I played the lazy bachelor and made myself a can of Campbell’s Bean with Bacon soup for dinner which I ate while solving easy sudoku puzzles. I had to rub out my answers on three of them and start over before getting them right. I only learned how to do them last week and still make lots of mistakes. I’ll move on to harder ones after another week or so of practice on the easy ones.

Tonight I’ll continue reading book three of the Thursday Next novels: Well of Lost Plots, by Jasper Fforde. It’s a delightfully witty series with off-the-wall humour reminiscent of both Terry Pratchett and Douglas Adams.

Portable Writing Machine

Writing Machine
I have a passion for portable electronic writing devices. It began in 1983 with the purchase of a Radio Shack TRS-80 Model 100, later dubbed Tandy 100. By the standards of the day it was quite advanced: 32K internal RAM, modem software (via the serial port), MS Basic, calendar, text editor built in, and an amazingly typeable full-size keyboard. The display was a small LCD panel of 8 lines of 40 characters. Back then I was writing a lot for computer publications and I once estimated I’d written 100,000 published words with the machine.

The text files loaded, via a null-modem cable, into my Osborne CP/M computer and later my IBM PC. I used the Mod 100 for years beyond its relative shelf life mainly because nobody ever came up with a newer machine that duplicated its functionality.

In the past year I’ve discovered AlphaSmart machines and really enjoy using my Neo, which resembles the Mod 100 quite a bit. It has a slightly larger LCD display, and it’s more readable in dim light, but it too has a magnificent keyboard. I squirt my files from the Neo into my Windows or Linux word process via a USB cable. Plus ça change…

While I love the Neo, I think I’m even more affectionate about my new Palm TX with its matching Palm BlueTooth wireless folding keyboard. The bright colour LCD display on the TX can be expanded and flipped sideways, giving a really good view of what’s being entered. It sits in a little holder that is stored in the keyboard and unfolded during use. Because I already owned a copy, I use WordSmith, an inexpensive text editor for the Palm. I also have it loaded with eReader and have several Gutenberg eTexts on the Palm’s SD card.

Typing on the folding keyboard is not bad. The only quirk is that the right shift key and the slash/question mark key are reversed. I’m a touch typist so I always get a surprise when I type a slash or question mark. For the rest, the keyboard is decent and because it’s a four-row keyboard, I’m not required to use a function key to type numbers.

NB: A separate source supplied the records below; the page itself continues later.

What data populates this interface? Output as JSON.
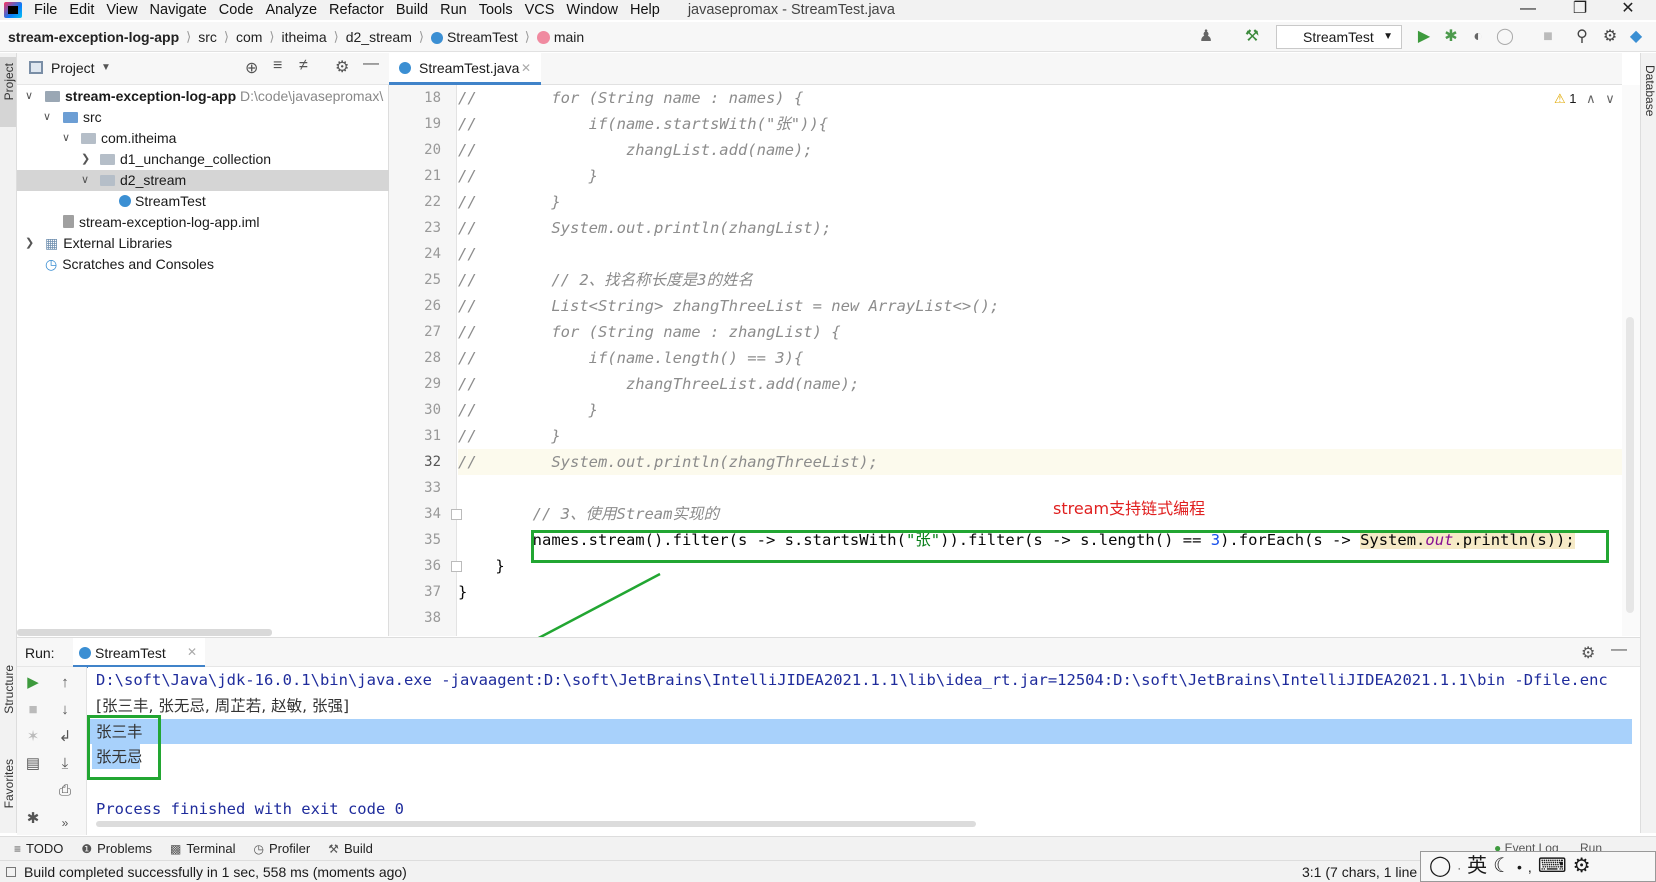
{
  "window": {
    "title": "javasepromax - StreamTest.java",
    "menu": [
      "File",
      "Edit",
      "View",
      "Navigate",
      "Code",
      "Analyze",
      "Refactor",
      "Build",
      "Run",
      "Tools",
      "VCS",
      "Window",
      "Help"
    ]
  },
  "breadcrumb": [
    "stream-exception-log-app",
    "src",
    "com",
    "itheima",
    "d2_stream",
    "StreamTest",
    "main"
  ],
  "toolbar": {
    "run_config": "StreamTest"
  },
  "left_stripe": {
    "project": "Project",
    "structure": "Structure",
    "favorites": "Favorites"
  },
  "right_stripe": {
    "database": "Database"
  },
  "project_panel": {
    "title": "Project",
    "tree": [
      {
        "label": "stream-exception-log-app",
        "path": "D:\\code\\javasepromax\\",
        "level": 0,
        "expanded": true,
        "kind": "module"
      },
      {
        "label": "src",
        "level": 1,
        "expanded": true,
        "kind": "folder"
      },
      {
        "label": "com.itheima",
        "level": 2,
        "expanded": true,
        "kind": "package"
      },
      {
        "label": "d1_unchange_collection",
        "level": 3,
        "expanded": false,
        "kind": "package"
      },
      {
        "label": "d2_stream",
        "level": 3,
        "expanded": true,
        "kind": "package",
        "selected": true
      },
      {
        "label": "StreamTest",
        "level": 4,
        "kind": "class"
      },
      {
        "label": "stream-exception-log-app.iml",
        "level": 1,
        "kind": "iml"
      },
      {
        "label": "External Libraries",
        "level": 0,
        "expanded": false,
        "kind": "libs"
      },
      {
        "label": "Scratches and Consoles",
        "level": 0,
        "kind": "scratch"
      }
    ]
  },
  "editor": {
    "tab": "StreamTest.java",
    "warnings": "1",
    "lines": [
      {
        "no": "18",
        "text": "//        for (String name : names) {"
      },
      {
        "no": "19",
        "text": "//            if(name.startsWith(\"张\")){"
      },
      {
        "no": "20",
        "text": "//                zhangList.add(name);"
      },
      {
        "no": "21",
        "text": "//            }"
      },
      {
        "no": "22",
        "text": "//        }"
      },
      {
        "no": "23",
        "text": "//        System.out.println(zhangList);"
      },
      {
        "no": "24",
        "text": "//"
      },
      {
        "no": "25",
        "text": "//        // 2、找名称长度是3的姓名"
      },
      {
        "no": "26",
        "text": "//        List<String> zhangThreeList = new ArrayList<>();"
      },
      {
        "no": "27",
        "text": "//        for (String name : zhangList) {"
      },
      {
        "no": "28",
        "text": "//            if(name.length() == 3){"
      },
      {
        "no": "29",
        "text": "//                zhangThreeList.add(name);"
      },
      {
        "no": "30",
        "text": "//            }"
      },
      {
        "no": "31",
        "text": "//        }"
      },
      {
        "no": "32",
        "text": "//        System.out.println(zhangThreeList);"
      },
      {
        "no": "33",
        "text": ""
      },
      {
        "no": "34",
        "text": "        // 3、使用Stream实现的"
      },
      {
        "no": "35",
        "text": ""
      },
      {
        "no": "36",
        "text": "    }"
      },
      {
        "no": "37",
        "text": "}"
      },
      {
        "no": "38",
        "text": ""
      }
    ],
    "line35": {
      "a": "        names.stream().filter(s -> s.startsWith(",
      "str": "\"张\"",
      "b": ")).filter(s -> s.length() == ",
      "num": "3",
      "c": ").forEach(s -> ",
      "sys": "System.",
      "out": "out",
      "d": ".println(s));"
    }
  },
  "annotation": {
    "label": "stream支持链式编程"
  },
  "run_panel": {
    "label": "Run:",
    "tab": "StreamTest",
    "output": [
      "D:\\soft\\Java\\jdk-16.0.1\\bin\\java.exe -javaagent:D:\\soft\\JetBrains\\IntelliJIDEA2021.1.1\\lib\\idea_rt.jar=12504:D:\\soft\\JetBrains\\IntelliJIDEA2021.1.1\\bin -Dfile.enc",
      "[张三丰, 张无忌, 周芷若, 赵敏, 张强]",
      "张三丰",
      "张无忌",
      "",
      "Process finished with exit code 0"
    ]
  },
  "tool_windows": [
    "TODO",
    "Problems",
    "Terminal",
    "Profiler",
    "Build"
  ],
  "tool_windows_right": {
    "event_log": "Event Log",
    "run": "Run"
  },
  "status": {
    "message": "Build completed successfully in 1 sec, 558 ms (moments ago)",
    "position": "3:1 (7 chars, 1 line"
  },
  "ime": {
    "text": "英"
  }
}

I’ve become quite speedy with this little setup, and I can see it under nearly all lighting conditions. The setup weighs less than half a pound or so and I can easily carry the two components in my coat pockets. With this, and an ultracompact digicam in my belt pouch, I can bring my main two interests, writing and photography, with me everywhere I walk.

My relative success with PicoWriMo was largely because of this gear. The only downside I’ve discovered is that the BT keyboard drains the TX’s battery fairly noticeably. I doubt I could get more than 3, maybe 4, hours out of it starting with a fresh charge. But most days I write an hour or two at the max, so it’s not been a serious issue for me. For a more prolific writer, the battery life could be a show stopper.


From today’s journal:

Things keep slipping through the cracks of my concentration. Life is kaleidoscopic. Another day, another turn of the scope, and all the previous patterns are gone, replaced by new ones. I see the ones in front of me. I forget yesterday’s images, or those of the days before that. Perhaps that’s why I keep a journal. It’s my butterfly net. The images are like butterflies I try to collect for later study. The difference is that these butterflies don’t lie dead, pinned in trays. They’re still fluttering and alive and seeing them again sometimes recreates the original impact of the images and ideas. Where there are butterflies, there is hope.